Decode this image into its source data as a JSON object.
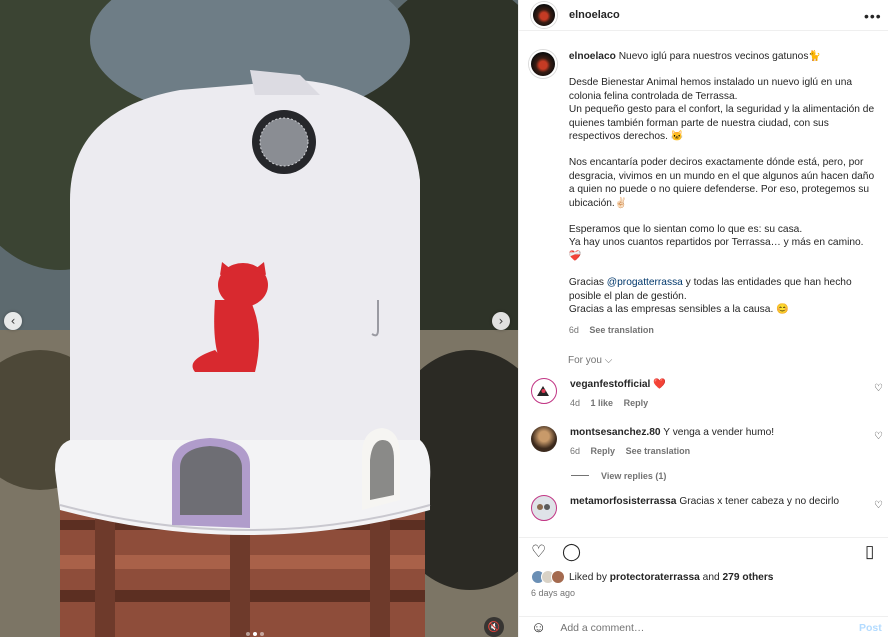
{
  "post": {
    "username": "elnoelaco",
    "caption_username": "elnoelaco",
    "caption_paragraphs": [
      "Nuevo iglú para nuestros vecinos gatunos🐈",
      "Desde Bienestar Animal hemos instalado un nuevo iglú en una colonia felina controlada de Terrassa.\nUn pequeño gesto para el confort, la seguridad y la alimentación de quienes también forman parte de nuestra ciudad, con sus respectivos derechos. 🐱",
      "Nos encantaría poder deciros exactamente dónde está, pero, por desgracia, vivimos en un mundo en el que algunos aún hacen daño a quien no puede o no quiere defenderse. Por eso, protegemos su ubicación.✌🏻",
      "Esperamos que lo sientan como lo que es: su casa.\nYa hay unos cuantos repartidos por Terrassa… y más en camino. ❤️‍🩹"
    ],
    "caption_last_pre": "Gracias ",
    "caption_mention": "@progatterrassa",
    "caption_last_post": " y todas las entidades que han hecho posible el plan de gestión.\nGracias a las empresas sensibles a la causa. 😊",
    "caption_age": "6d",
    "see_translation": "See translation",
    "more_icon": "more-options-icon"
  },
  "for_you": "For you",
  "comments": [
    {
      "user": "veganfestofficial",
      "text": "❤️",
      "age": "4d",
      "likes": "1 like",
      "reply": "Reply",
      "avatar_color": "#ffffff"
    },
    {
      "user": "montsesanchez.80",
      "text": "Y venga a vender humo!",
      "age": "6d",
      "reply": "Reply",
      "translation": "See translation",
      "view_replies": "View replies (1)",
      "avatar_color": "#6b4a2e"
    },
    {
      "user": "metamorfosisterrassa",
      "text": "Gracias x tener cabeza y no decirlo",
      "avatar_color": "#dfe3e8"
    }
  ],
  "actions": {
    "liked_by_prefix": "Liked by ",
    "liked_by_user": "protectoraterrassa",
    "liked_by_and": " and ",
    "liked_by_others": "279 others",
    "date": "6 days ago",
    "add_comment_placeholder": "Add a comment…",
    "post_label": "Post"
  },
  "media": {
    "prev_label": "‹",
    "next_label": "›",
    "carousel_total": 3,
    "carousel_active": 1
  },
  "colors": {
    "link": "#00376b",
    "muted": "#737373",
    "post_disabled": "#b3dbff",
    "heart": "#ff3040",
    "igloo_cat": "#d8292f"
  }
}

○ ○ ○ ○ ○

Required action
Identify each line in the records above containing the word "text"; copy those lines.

Solution
      "text": "❤️",
      "text": "Y venga a vender humo!",
      "text": "Gracias x tener cabeza y no decirlo",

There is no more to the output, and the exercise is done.